The rules regarding Economic Loss are separate from general negligence because the pool of potential claims could potentially be limitless. If a careless driver crashes through a support on a bridge leading to the bridge collapsing, this may cause delays. Lets imagine somebody was enroute to a job interview, but because the bridge had collapsed they were late to the interview and didn’t get the job. There must be a limit to what can be claimed for, otherwise there are significant policy considerations to take into account.
The main policy consideration is the ‘flood gates’ argument, which can be explained by imagining what the consequences of allowing a claim would be in the real world. If claims were limitless there would be no end to what could be claimed for. This would have repercussions such as not being able to get insured and not knowing the sheer scope of claims – it could financially destroy anybody.
The general rule is that economic loss is not recoverable in tort. What this means is that if a café owner was on one side of the bridge from the example above, and they lost most of their trade as the café was inaccessible, they could not claim the lost profit. Despite the loss being consequential from the bridge accident. This is known as pure economic loss, which you cannot claim for. This is because you cannot anticipate the exact amount of compensation, and there is a chance that you could overcompensate, which cannot happen within tort law.
Economic Losses can be caused by Damage to Property and Acquisition of defective goods or Property.
Damage to Property
Spartan Steel & Alloys Ltd v Martin & Co Ltd  CA –
- Defendants negligently cut an electricity mains cable supplying power to the claimant’s factory
- No power for 14 hrs and could not operate their steel furnace.
- Possibility that the molten would solidify = damage
- Factory had to be closed
- Owners claimed under three heads
The three heads:
- A) The damage to the steel in the furnace
- B) The loss of profit that could have been made
- C) The anticipated lost profit on the steel that would have been processes.
Court of Appeal allowed recovery for
- A (physical damage to property)
- B (consequential economic loss)
- but NOT C (anticipated profit – pure economic loss) The reason for this is policy, it is not possible to compensate a claimant for an uncertain amount, which may overcompensate the claimant which you cannot do.
A duty of care is ONLY owed in respect of FINANCIAL LOSSES relating to PROPERTY DAMAGE caused by the defendant’s NEGLIGENCE.
- Must be as a direct result of the damage to the property
Lord Denning – Policy considerations
- Power failures were a fact of life.
- A thing they must put up with
- Inflated claims for lost profits
- Crushing Liability
- Contract Law

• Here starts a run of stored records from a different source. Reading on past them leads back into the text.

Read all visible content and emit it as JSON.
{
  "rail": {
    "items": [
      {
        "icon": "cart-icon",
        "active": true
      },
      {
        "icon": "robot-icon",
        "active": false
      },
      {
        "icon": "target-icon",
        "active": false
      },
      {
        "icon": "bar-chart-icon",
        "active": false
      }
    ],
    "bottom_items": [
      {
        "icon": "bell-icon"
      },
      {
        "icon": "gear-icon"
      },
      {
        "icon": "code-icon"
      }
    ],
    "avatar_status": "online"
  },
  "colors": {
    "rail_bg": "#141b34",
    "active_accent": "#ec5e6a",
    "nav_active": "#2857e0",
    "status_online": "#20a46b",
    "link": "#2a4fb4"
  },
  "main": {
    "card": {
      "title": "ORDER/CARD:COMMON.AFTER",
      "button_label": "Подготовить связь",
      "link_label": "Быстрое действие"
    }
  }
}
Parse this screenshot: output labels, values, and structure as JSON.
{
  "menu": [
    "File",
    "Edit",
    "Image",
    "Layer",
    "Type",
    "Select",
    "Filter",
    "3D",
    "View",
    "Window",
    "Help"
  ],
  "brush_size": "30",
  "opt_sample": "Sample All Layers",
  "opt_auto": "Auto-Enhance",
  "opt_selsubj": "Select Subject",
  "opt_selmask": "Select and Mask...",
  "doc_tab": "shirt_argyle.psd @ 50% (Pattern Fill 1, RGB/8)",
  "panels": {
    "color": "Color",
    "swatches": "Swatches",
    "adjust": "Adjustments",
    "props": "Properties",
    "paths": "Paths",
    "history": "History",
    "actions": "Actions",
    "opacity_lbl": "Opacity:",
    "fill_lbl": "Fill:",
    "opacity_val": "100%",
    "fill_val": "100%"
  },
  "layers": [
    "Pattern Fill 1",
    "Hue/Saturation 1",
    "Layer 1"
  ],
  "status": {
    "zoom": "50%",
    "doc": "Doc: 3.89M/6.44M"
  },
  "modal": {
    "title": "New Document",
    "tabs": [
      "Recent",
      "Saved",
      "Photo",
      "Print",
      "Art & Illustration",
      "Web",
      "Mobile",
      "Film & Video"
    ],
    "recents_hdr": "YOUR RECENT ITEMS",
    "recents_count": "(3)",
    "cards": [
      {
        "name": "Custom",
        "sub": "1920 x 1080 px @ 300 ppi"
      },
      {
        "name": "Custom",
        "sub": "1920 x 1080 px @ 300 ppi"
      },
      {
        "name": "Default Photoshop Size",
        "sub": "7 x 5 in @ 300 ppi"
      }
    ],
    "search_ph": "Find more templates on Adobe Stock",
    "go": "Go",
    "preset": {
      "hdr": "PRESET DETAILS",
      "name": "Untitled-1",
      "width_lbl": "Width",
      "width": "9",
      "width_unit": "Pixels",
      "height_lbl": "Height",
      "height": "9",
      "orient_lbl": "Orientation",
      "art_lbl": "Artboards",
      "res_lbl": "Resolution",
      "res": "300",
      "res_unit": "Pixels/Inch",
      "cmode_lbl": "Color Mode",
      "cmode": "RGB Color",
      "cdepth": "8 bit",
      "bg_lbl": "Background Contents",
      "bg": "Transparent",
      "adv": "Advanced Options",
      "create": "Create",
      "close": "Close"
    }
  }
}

Acquisition of Defective Goods or Property
Murphy v Brentwood DC  1 A.C. 398 – failed to adequately inspect foundation of a building, and it became unstable and led to the chimney collapsing. They then sold it at a loss as they couldn’t afford the repairs. The House of Lords held that the council was not liable in the absence of physical injury.
Muirhead v Industrial Tank Specialities Ltd  QB 507 – “a manufacturer of defective goods could be liable in negligence for economic loss suffered by an ultimate purchaser if there was a very close proximity or relationship between the parties and the ultimate purchaser had placed real reliance on the manufacturer rather than the vendor”.
As always in law, there are some exceptions to the general rule of not being able to recover economic losses. The exceptions primarily stem from the case of Hedley Byrne v Heller  HL. In this case the concept of Negligent Misstatement was introduced.
Hedley Byrne v Heller  AC 465
- Hedley asked to buy some advertising space for Easipower.
- To ensure Easipower could pay for this they did a credit check.
- Heller (Easipower’s bank) had twice given a positive response to these checks.
- On this basis they contracted for £17,000
- Easipower later collapsed.
- Claim against Heller for negligence when preparing credit statement.
- Heller had added a disclaimer to the statements.
- House of Lords
- disclaimer meant that no liability could arise in this case
- Considered the position if no disclaimer existed
- A duty of care could arise
- Advice given
- Pure Economic Loss
- Limited to situations with 4 criteria
- A special (fiduciary) relationship – Have a duty to the person to get something right
- Voluntary assumption of risk – must assume responsibility at the time
- Reliance – reliance on that specific statement from the claimant
- Reliance reasonable in the circumstances? – must be reasonable